Tax system of Ukraine: corporate income tax and simplified tax system
One of the most important aspects that foreign investors focus on when considering Ukraine as a place for doing business, despite the economic situation in the country, is taxation. It is the amount of tax payments, as well as the tax administration complexity, that can greatly affect the country’s investment attractiveness. The most significant taxes to be taken into consideration by potential investors in Ukraine are corporate income tax, value-added tax, single social contribution, and property tax.
Simplified tax system in Ukraine
It should be noted that in addition to the general tax system providing for the payment of all taxes and duties established by law, businesses in Ukraine can also benefit from a the simplified tax system in Ukraine intended to facilitate the development of small and medium-sized enterprises, since it significantly simplifies the procedure for paying taxes and declaring income.
An individual or a legal entity, including non-residents, may choose to benefit from the simplified tax system if they meet the criteria established by law. For instance, the third group of the simplified tax system, which is the most popular among legal entities, may be used if the annual turnover of such a legal entity does not exceed UAH 5 million. If this basic requirement is fulfilled, the respective business entity may use a flat rate of 5% of turnover provided that the business entity is not a value-added tax payer or a flat rate of 3% of turnover if the business entity is a value-added tax payer. Paying a single tax makes it much easier to declare and administer income, which often attracts businesses in the early stages of doing business.
The fourth group of the simplified tax system establishing special taxation conditions for agricultural commodity producers might also be interesting for foreign investors. In this case, the tax rate depends on the land category, its location and area. Legal entities are entitled to choose the fourth group of the simplified tax system provided that their agricultural commodity production share amounted to at least 75% in the previous year. This is applicable to:
- all entities separately, which carry out merger or accession. In this case, it is possible to become a single tax payer in the year of creation, if the agricultural commodity production share for the previous tax year by all commodity producers involved in their creation equals to or exceeds 75%;
- each individual entity created by split-up or spin-off. In this case, it is possible to become a single tax payer from the next year if the agricultural commodity production share for the previous tax year equals to or exceeds 75%;
- an entity created by transformation. In this case, it is possible to become a single tax payer in the year of transformation if the agricultural commodity production share obtained for the previous tax year equals to or exceeds 75%.

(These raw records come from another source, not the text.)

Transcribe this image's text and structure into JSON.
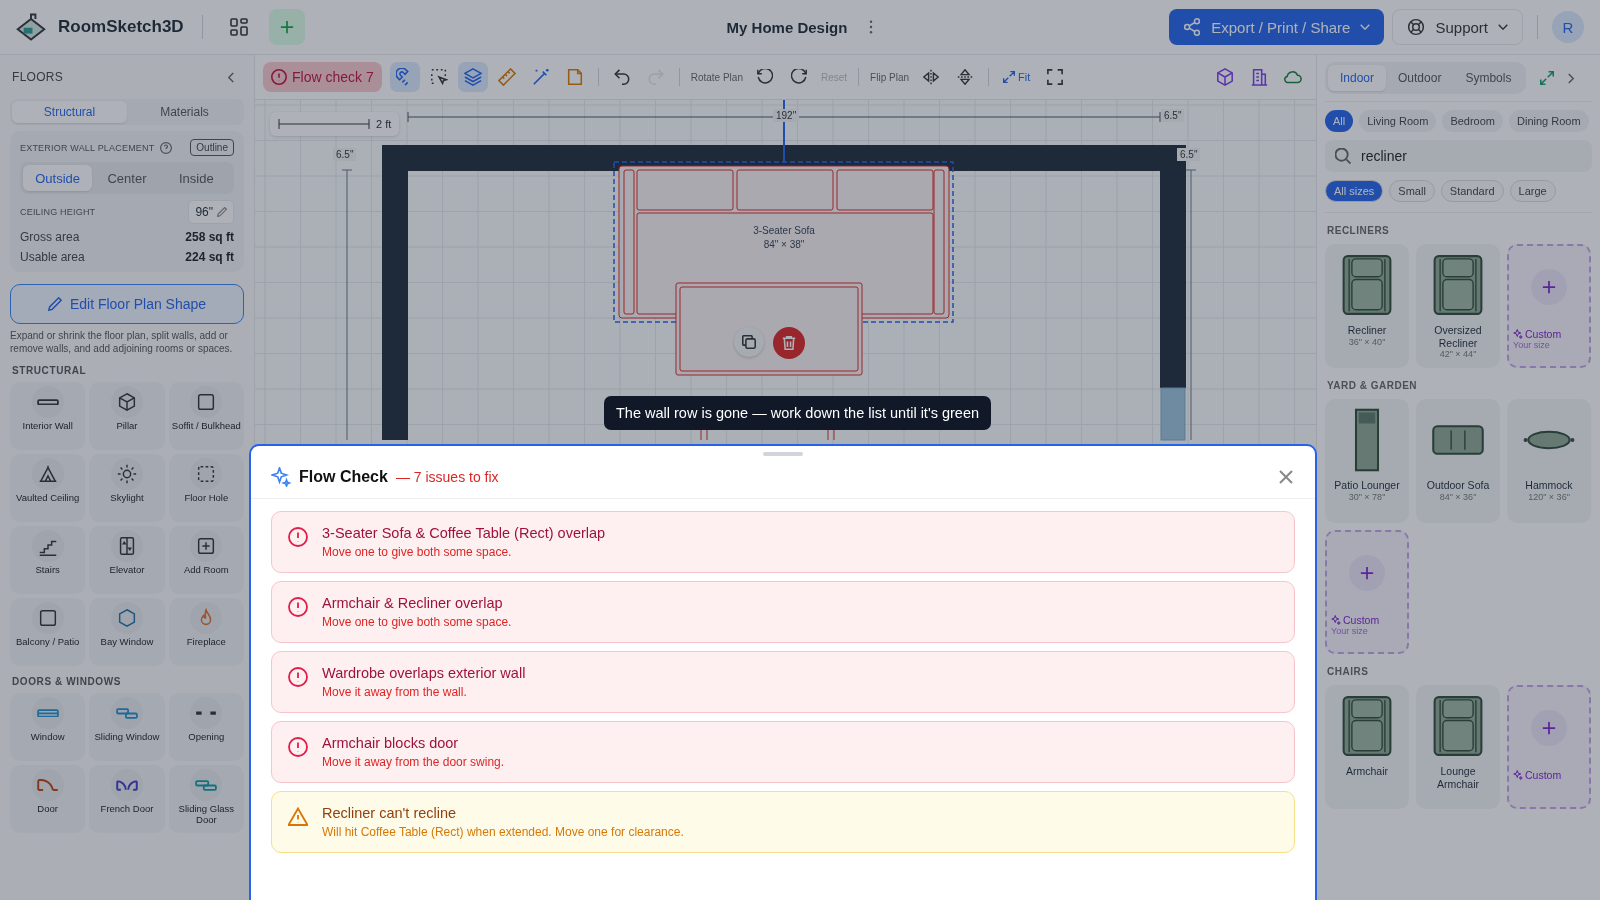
{
  "app": {
    "name": "RoomSketch3D",
    "avatar": "R"
  },
  "document": {
    "title": "My Home Design"
  },
  "header_buttons": [
    {
      "label": "Export / Print / Share",
      "kind": "primary"
    },
    {
      "label": "Support",
      "kind": "secondary"
    }
  ],
  "toolbar": {
    "flow_check": "Flow check 7",
    "tools": [
      {
        "selected": true
      },
      {
        "selected": false
      },
      {
        "selected": true
      },
      {
        "selected": false
      },
      {
        "selected": false
      },
      {
        "selected": false
      }
    ],
    "history": [
      {
        "disabled": false
      },
      {
        "disabled": true
      }
    ],
    "rotate_label": "Rotate Plan",
    "reset": {
      "label": "Reset",
      "disabled": true
    },
    "flip_label": "Flip Plan",
    "fit": "Fit"
  },
  "left_panel": {
    "title": "FLOORS",
    "tabs": [
      {
        "label": "Structural",
        "selected": true
      },
      {
        "label": "Materials",
        "selected": false
      }
    ],
    "wall_placement": {
      "label": "EXTERIOR WALL PLACEMENT",
      "outline": "Outline",
      "options": [
        {
          "label": "Outside",
          "selected": true
        },
        {
          "label": "Center",
          "selected": false
        },
        {
          "label": "Inside",
          "selected": false
        }
      ]
    },
    "ceiling": {
      "label": "CEILING HEIGHT",
      "value": "96\""
    },
    "stats": [
      {
        "label": "Gross area",
        "value": "258 sq ft"
      },
      {
        "label": "Usable area",
        "value": "224 sq ft"
      }
    ],
    "edit_button": "Edit Floor Plan Shape",
    "help": "Expand or shrink the floor plan, split walls, add or remove walls, and add adjoining rooms or spaces.",
    "sections": [
      {
        "title": "STRUCTURAL",
        "items": [
          "Interior Wall",
          "Pillar",
          "Soffit / Bulkhead",
          "Vaulted Ceiling",
          "Skylight",
          "Floor Hole",
          "Stairs",
          "Elevator",
          "Add Room",
          "Balcony / Patio",
          "Bay Window",
          "Fireplace"
        ]
      },
      {
        "title": "DOORS & WINDOWS",
        "items": [
          "Window",
          "Sliding Window",
          "Opening",
          "Door",
          "French Door",
          "Sliding Glass Door"
        ]
      }
    ]
  },
  "right_panel": {
    "tabs": [
      {
        "label": "Indoor",
        "selected": true
      },
      {
        "label": "Outdoor",
        "selected": false
      },
      {
        "label": "Symbols",
        "selected": false
      }
    ],
    "rooms": [
      {
        "label": "All",
        "selected": true
      },
      {
        "label": "Living Room",
        "selected": false
      },
      {
        "label": "Bedroom",
        "selected": false
      },
      {
        "label": "Dining Room",
        "selected": false
      }
    ],
    "search": {
      "value": "recliner"
    },
    "sizes": [
      {
        "label": "All sizes",
        "selected": true
      },
      {
        "label": "Small",
        "selected": false
      },
      {
        "label": "Standard",
        "selected": false
      },
      {
        "label": "Large",
        "selected": false
      }
    ],
    "groups": [
      {
        "title": "RECLINERS",
        "items": [
          {
            "kind": "chair",
            "name": "Recliner",
            "size": "36\" × 40\""
          },
          {
            "kind": "chair",
            "name": "Oversized Recliner",
            "size": "42\" × 44\""
          },
          {
            "kind": "custom",
            "name": "Custom",
            "size": "Your size"
          }
        ]
      },
      {
        "title": "YARD & GARDEN",
        "items": [
          {
            "kind": "lounger",
            "name": "Patio Lounger",
            "size": "30\" × 78\""
          },
          {
            "kind": "sofa",
            "name": "Outdoor Sofa",
            "size": "84\" × 36\""
          },
          {
            "kind": "hammock",
            "name": "Hammock",
            "size": "120\" × 36\""
          },
          {
            "kind": "custom",
            "name": "Custom",
            "size": "Your size"
          }
        ]
      },
      {
        "title": "CHAIRS",
        "items": [
          {
            "kind": "chair",
            "name": "Armchair"
          },
          {
            "kind": "chair",
            "name": "Lounge Armchair"
          },
          {
            "kind": "custom",
            "name": "Custom"
          }
        ]
      }
    ]
  },
  "canvas": {
    "scale": "2 ft",
    "width_dim": "192\"",
    "edge_dims": [
      "6.5\"",
      "6.5\"",
      "6.5\""
    ],
    "sofa": {
      "name": "3-Seater Sofa",
      "size": "84\" × 38\""
    }
  },
  "tooltip": "The wall row is gone — work down the list until it's green",
  "flow_check": {
    "title": "Flow Check",
    "summary": "— 7 issues to fix",
    "issues": [
      {
        "kind": "error",
        "title": "3-Seater Sofa & Coffee Table (Rect) overlap",
        "detail": "Move one to give both some space."
      },
      {
        "kind": "error",
        "title": "Armchair & Recliner overlap",
        "detail": "Move one to give both some space."
      },
      {
        "kind": "error",
        "title": "Wardrobe overlaps exterior wall",
        "detail": "Move it away from the wall."
      },
      {
        "kind": "error",
        "title": "Armchair blocks door",
        "detail": "Move it away from the door swing."
      },
      {
        "kind": "warning",
        "title": "Recliner can't recline",
        "detail": "Will hit Coffee Table (Rect) when extended. Move one for clearance."
      }
    ]
  }
}
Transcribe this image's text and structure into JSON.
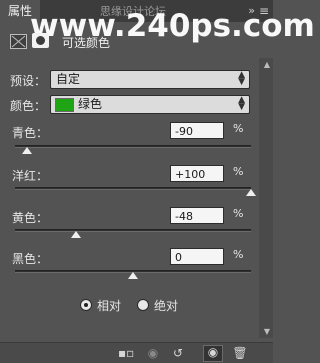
{
  "tab": {
    "label": "属性"
  },
  "tabbar_title": "思缘设计论坛",
  "watermark": "www.240ps.com",
  "adjustment": {
    "title": "可选颜色"
  },
  "preset": {
    "label": "预设：",
    "value": "自定"
  },
  "colors": {
    "label": "颜色：",
    "value": "绿色",
    "swatch": "#1fa514"
  },
  "sliders": [
    {
      "label": "青色：",
      "value": "-90",
      "unit": "%",
      "level": -90
    },
    {
      "label": "洋红：",
      "value": "+100",
      "unit": "%",
      "level": 100
    },
    {
      "label": "黄色：",
      "value": "-48",
      "unit": "%",
      "level": -48
    },
    {
      "label": "黑色：",
      "value": "0",
      "unit": "%",
      "level": 0
    }
  ],
  "method": {
    "relative": "相对",
    "absolute": "绝对",
    "selected": "relative"
  },
  "icons": [
    "adjustment-icon",
    "mask-icon",
    "clip-layer-icon",
    "view-previous-icon",
    "reset-icon",
    "visibility-icon",
    "delete-icon",
    "panel-menu-icon"
  ]
}
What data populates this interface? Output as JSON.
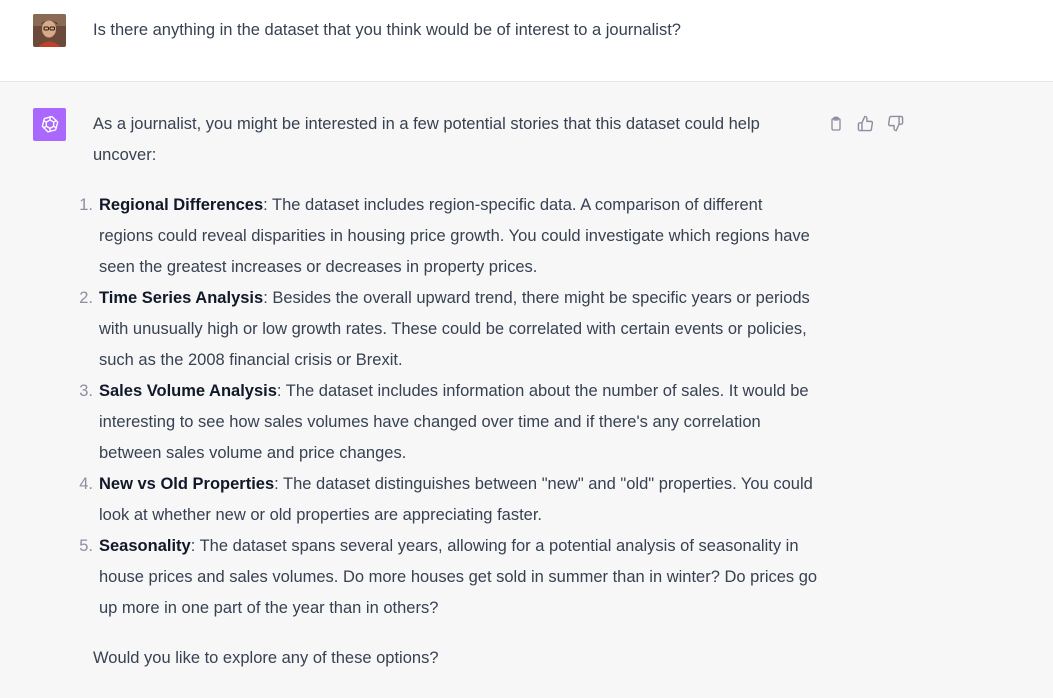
{
  "user_message": {
    "text": "Is there anything in the dataset that you think would be of interest to a journalist?"
  },
  "assistant_message": {
    "intro": "As a journalist, you might be interested in a few potential stories that this dataset could help uncover:",
    "points": [
      {
        "number": "1.",
        "title": "Regional Differences",
        "text": ": The dataset includes region-specific data. A comparison of different regions could reveal disparities in housing price growth. You could investigate which regions have seen the greatest increases or decreases in property prices."
      },
      {
        "number": "2.",
        "title": "Time Series Analysis",
        "text": ": Besides the overall upward trend, there might be specific years or periods with unusually high or low growth rates. These could be correlated with certain events or policies, such as the 2008 financial crisis or Brexit."
      },
      {
        "number": "3.",
        "title": "Sales Volume Analysis",
        "text": ": The dataset includes information about the number of sales. It would be interesting to see how sales volumes have changed over time and if there's any correlation between sales volume and price changes."
      },
      {
        "number": "4.",
        "title": "New vs Old Properties",
        "text": ": The dataset distinguishes between \"new\" and \"old\" properties. You could look at whether new or old properties are appreciating faster."
      },
      {
        "number": "5.",
        "title": "Seasonality",
        "text": ": The dataset spans several years, allowing for a potential analysis of seasonality in house prices and sales volumes. Do more houses get sold in summer than in winter? Do prices go up more in one part of the year than in others?"
      }
    ],
    "outro": "Would you like to explore any of these options?"
  },
  "icons": {
    "copy": "clipboard-icon",
    "thumbs_up": "thumbs-up-icon",
    "thumbs_down": "thumbs-down-icon"
  },
  "colors": {
    "assistant_logo_bg": "#ab68ff",
    "assistant_row_bg": "#f7f7f8",
    "user_row_bg": "#ffffff",
    "text": "#374151"
  }
}
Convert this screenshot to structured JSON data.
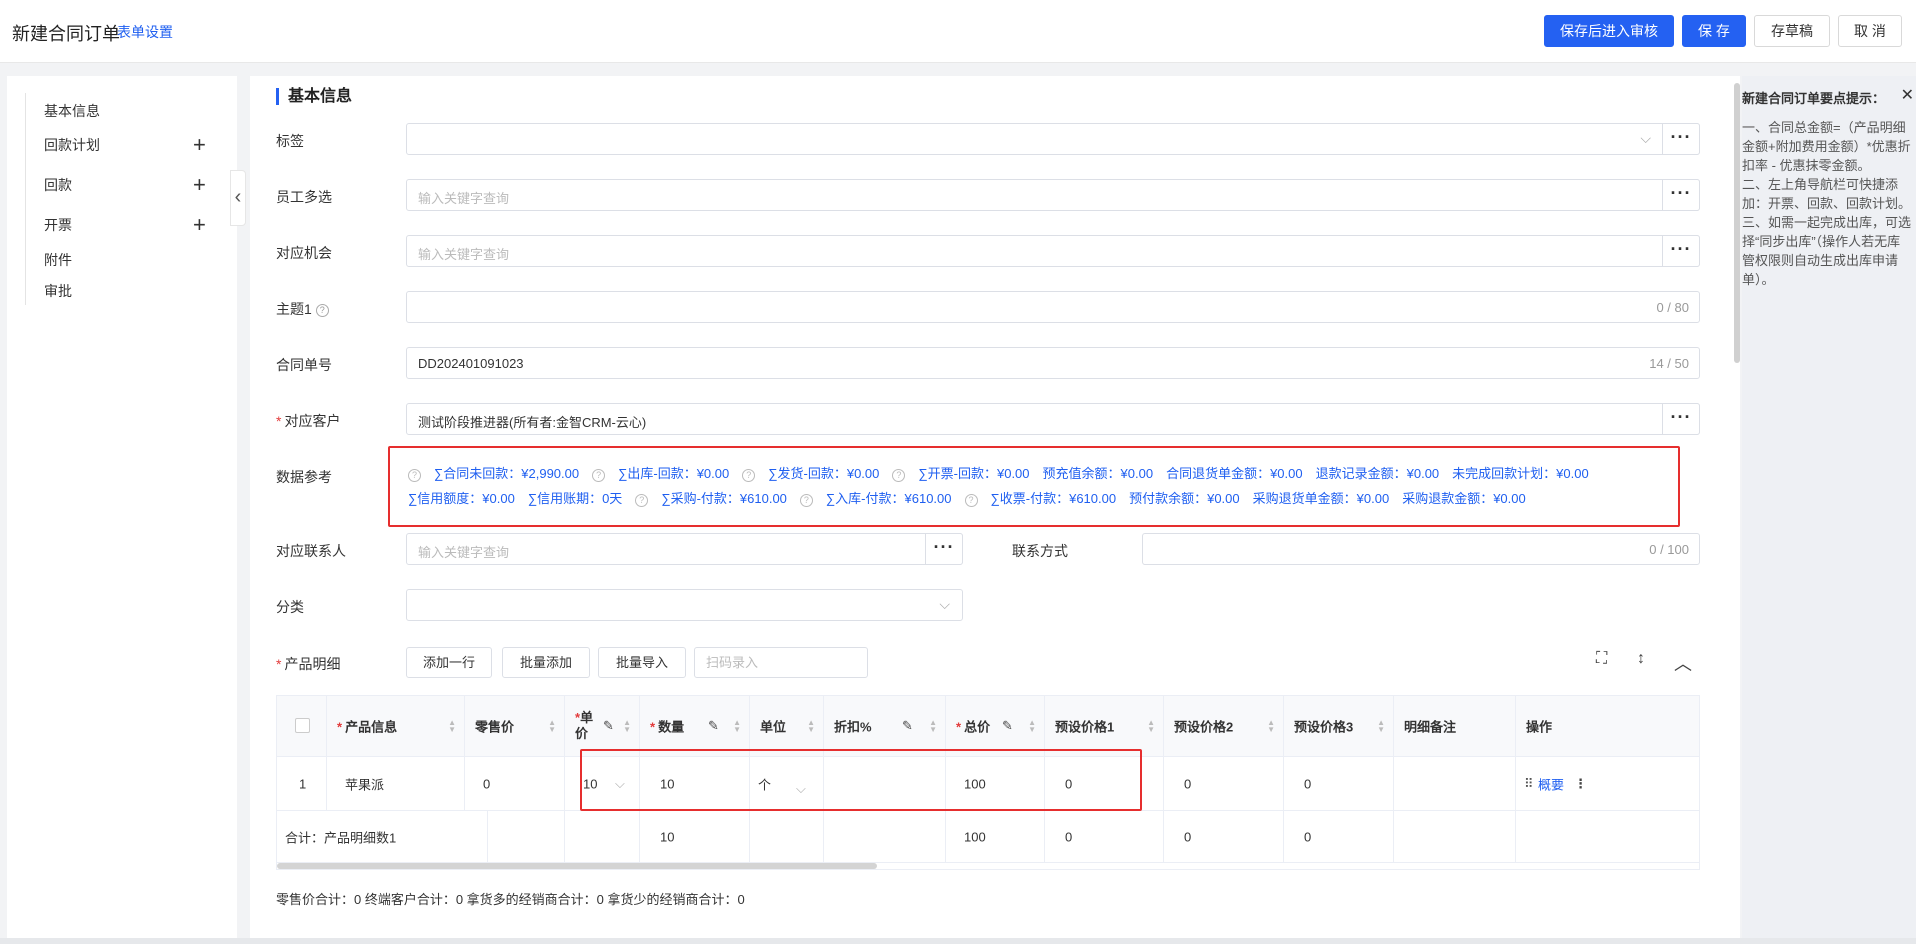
{
  "header": {
    "title": "新建合同订单",
    "form_settings": "表单设置",
    "buttons": {
      "save_and_review": "保存后进入审核",
      "save": "保 存",
      "save_draft": "存草稿",
      "cancel": "取 消"
    }
  },
  "sidebar": {
    "items": [
      {
        "label": "基本信息",
        "has_add": false
      },
      {
        "label": "回款计划",
        "has_add": true
      },
      {
        "label": "回款",
        "has_add": true
      },
      {
        "label": "开票",
        "has_add": true
      },
      {
        "label": "附件",
        "has_add": false
      },
      {
        "label": "审批",
        "has_add": false
      }
    ]
  },
  "section": {
    "title": "基本信息"
  },
  "form": {
    "tag": {
      "label": "标签"
    },
    "employees": {
      "label": "员工多选",
      "placeholder": "输入关键字查询"
    },
    "opportunity": {
      "label": "对应机会",
      "placeholder": "输入关键字查询"
    },
    "subject": {
      "label": "主题1",
      "counter": "0 / 80"
    },
    "contract_no": {
      "label": "合同单号",
      "value": "DD202401091023",
      "counter": "14 / 50"
    },
    "customer": {
      "label": "对应客户",
      "value": "测试阶段推进器(所有者:金智CRM-云心)"
    },
    "data_ref": {
      "label": "数据参考",
      "row1": [
        {
          "text": "∑合同未回款：¥2,990.00",
          "help": true
        },
        {
          "text": "∑出库-回款：¥0.00",
          "help": true
        },
        {
          "text": "∑发货-回款：¥0.00",
          "help": true
        },
        {
          "text": "∑开票-回款：¥0.00",
          "help": true
        },
        {
          "text": "预充值余额：¥0.00",
          "help": false
        },
        {
          "text": "合同退货单金额：¥0.00",
          "help": false
        },
        {
          "text": "退款记录金额：¥0.00",
          "help": false
        },
        {
          "text": "未完成回款计划：¥0.00",
          "help": false
        }
      ],
      "row2": [
        {
          "text": "∑信用额度：¥0.00",
          "help": false
        },
        {
          "text": "∑信用账期：0天",
          "help": false
        },
        {
          "text": "∑采购-付款：¥610.00",
          "help": true
        },
        {
          "text": "∑入库-付款：¥610.00",
          "help": true
        },
        {
          "text": "∑收票-付款：¥610.00",
          "help": true
        },
        {
          "text": "预付款余额：¥0.00",
          "help": false
        },
        {
          "text": "采购退货单金额：¥0.00",
          "help": false
        },
        {
          "text": "采购退款金额：¥0.00",
          "help": false
        }
      ]
    },
    "contact": {
      "label": "对应联系人",
      "placeholder": "输入关键字查询"
    },
    "contact_method": {
      "label": "联系方式",
      "counter": "0 / 100"
    },
    "category": {
      "label": "分类"
    },
    "products": {
      "label": "产品明细"
    }
  },
  "product_toolbar": {
    "add_row": "添加一行",
    "batch_add": "批量添加",
    "batch_import": "批量导入",
    "scan_placeholder": "扫码录入"
  },
  "table": {
    "headers": [
      "产品信息",
      "零售价",
      "单价",
      "数量",
      "单位",
      "折扣%",
      "总价",
      "预设价格1",
      "预设价格2",
      "预设价格3",
      "明细备注",
      "操作"
    ],
    "row": {
      "index": "1",
      "product": "苹果派",
      "retail_price": "0",
      "unit_price": "10",
      "quantity": "10",
      "unit": "个",
      "discount": "",
      "total": "100",
      "preset1": "0",
      "preset2": "0",
      "preset3": "0",
      "note": "",
      "action_link": "概要"
    },
    "total_row": {
      "label": "合计：产品明细数1",
      "quantity": "10",
      "total": "100",
      "preset1": "0",
      "preset2": "0",
      "preset3": "0"
    }
  },
  "totals_line": "零售价合计：0  终端客户合计：0  拿货多的经销商合计：0  拿货少的经销商合计：0",
  "tips": {
    "title": "新建合同订单要点提示：",
    "items": [
      "一、合同总金额=（产品明细金额+附加费用金额）*优惠折扣率 - 优惠抹零金额。",
      "二、左上角导航栏可快捷添加：开票、回款、回款计划。",
      "三、如需一起完成出库，可选择“同步出库”（操作人若无库管权限则自动生成出库申请单）。"
    ]
  },
  "colors": {
    "primary": "#2461f2",
    "link": "#1f5ff0",
    "highlight_border": "#e62e2e",
    "required": "#e23b3b"
  }
}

Newly created agricultural commodity producers (legal entities) may become single tax payers from the next year if the agricultural commodity production share obtained for the previous tax year equals to or exceeds 75% and newly created agricultural commodity producers (individuals) from the year of the state registration.
Thus, single tax payers are exempt from the obligation to charge, pay and file the respective tax reports regarding taxes and duties such as corporate income tax, value-added tax, property tax, and partially subsoil use tax.
Corporate income tax
Currently, a flat rate of 18% is established for all corporate income tax (CIT) payers. For some activities, a separate rate shall apply. CIT is paid by the resident companies, receiving income both in Ukraine and abroad. CIT is also paid by the non-resident companies, receiving income from Ukrainian sources. The CIT base is the income derived from Ukrainian and foreign sources of origin. The amount of income is determined by adjustment of financial result (profit or loss) before tax, as calculated in accordance with the Ukrainian accounting standards or IFRS. The chart above shows the corporate income tax rate across different countries.